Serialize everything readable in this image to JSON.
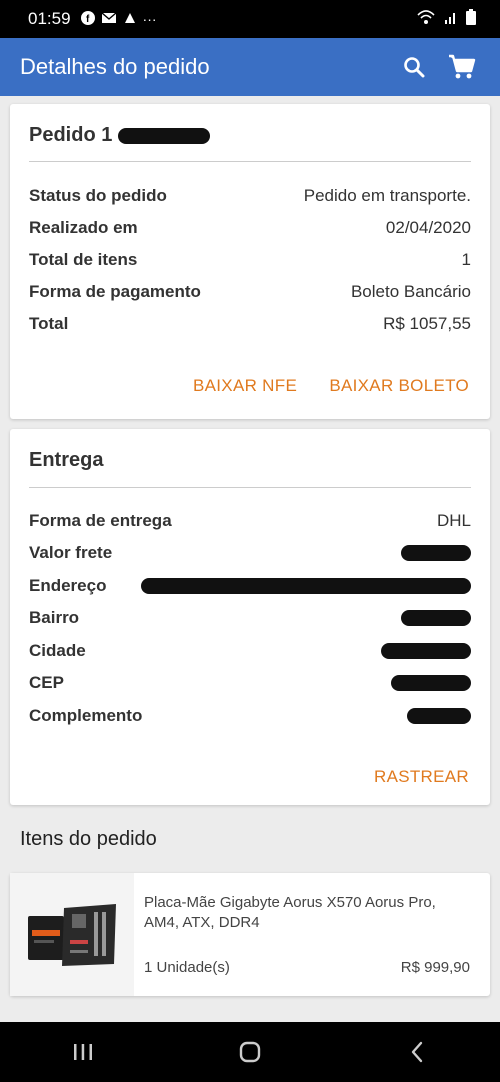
{
  "statusbar": {
    "time": "01:59",
    "more": "···"
  },
  "appbar": {
    "title": "Detalhes do pedido"
  },
  "order": {
    "title": "Pedido 1",
    "rows": [
      {
        "label": "Status do pedido",
        "value": "Pedido em transporte."
      },
      {
        "label": "Realizado em",
        "value": "02/04/2020"
      },
      {
        "label": "Total de itens",
        "value": "1"
      },
      {
        "label": "Forma de pagamento",
        "value": "Boleto Bancário"
      },
      {
        "label": "Total",
        "value": "R$ 1057,55"
      }
    ],
    "actions": {
      "nfe": "BAIXAR NFE",
      "boleto": "BAIXAR BOLETO"
    }
  },
  "delivery": {
    "title": "Entrega",
    "rows": [
      {
        "label": "Forma de entrega",
        "value": "DHL"
      },
      {
        "label": "Valor frete",
        "value": ""
      },
      {
        "label": "Endereço",
        "value": ""
      },
      {
        "label": "Bairro",
        "value": ""
      },
      {
        "label": "Cidade",
        "value": ""
      },
      {
        "label": "CEP",
        "value": ""
      },
      {
        "label": "Complemento",
        "value": ""
      }
    ],
    "action": "RASTREAR"
  },
  "items_section": {
    "title": "Itens do pedido"
  },
  "items": [
    {
      "name": "Placa-Mãe Gigabyte Aorus X570 Aorus Pro, AM4, ATX, DDR4",
      "quantity": "1 Unidade(s)",
      "price": "R$ 999,90"
    }
  ],
  "colors": {
    "appbar": "#3a6fc4",
    "accent": "#e07a1f"
  }
}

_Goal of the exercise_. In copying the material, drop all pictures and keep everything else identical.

_Output_.
Serialize everything readable in this image to JSON.
{
  "statusbar": {
    "time": "01:59",
    "more": "···"
  },
  "appbar": {
    "title": "Detalhes do pedido"
  },
  "order": {
    "title": "Pedido 1",
    "rows": [
      {
        "label": "Status do pedido",
        "value": "Pedido em transporte."
      },
      {
        "label": "Realizado em",
        "value": "02/04/2020"
      },
      {
        "label": "Total de itens",
        "value": "1"
      },
      {
        "label": "Forma de pagamento",
        "value": "Boleto Bancário"
      },
      {
        "label": "Total",
        "value": "R$ 1057,55"
      }
    ],
    "actions": {
      "nfe": "BAIXAR NFE",
      "boleto": "BAIXAR BOLETO"
    }
  },
  "delivery": {
    "title": "Entrega",
    "rows": [
      {
        "label": "Forma de entrega",
        "value": "DHL"
      },
      {
        "label": "Valor frete",
        "value": ""
      },
      {
        "label": "Endereço",
        "value": ""
      },
      {
        "label": "Bairro",
        "value": ""
      },
      {
        "label": "Cidade",
        "value": ""
      },
      {
        "label": "CEP",
        "value": ""
      },
      {
        "label": "Complemento",
        "value": ""
      }
    ],
    "action": "RASTREAR"
  },
  "items_section": {
    "title": "Itens do pedido"
  },
  "items": [
    {
      "name": "Placa-Mãe Gigabyte Aorus X570 Aorus Pro, AM4, ATX, DDR4",
      "quantity": "1 Unidade(s)",
      "price": "R$ 999,90"
    }
  ],
  "colors": {
    "appbar": "#3a6fc4",
    "accent": "#e07a1f"
  }
}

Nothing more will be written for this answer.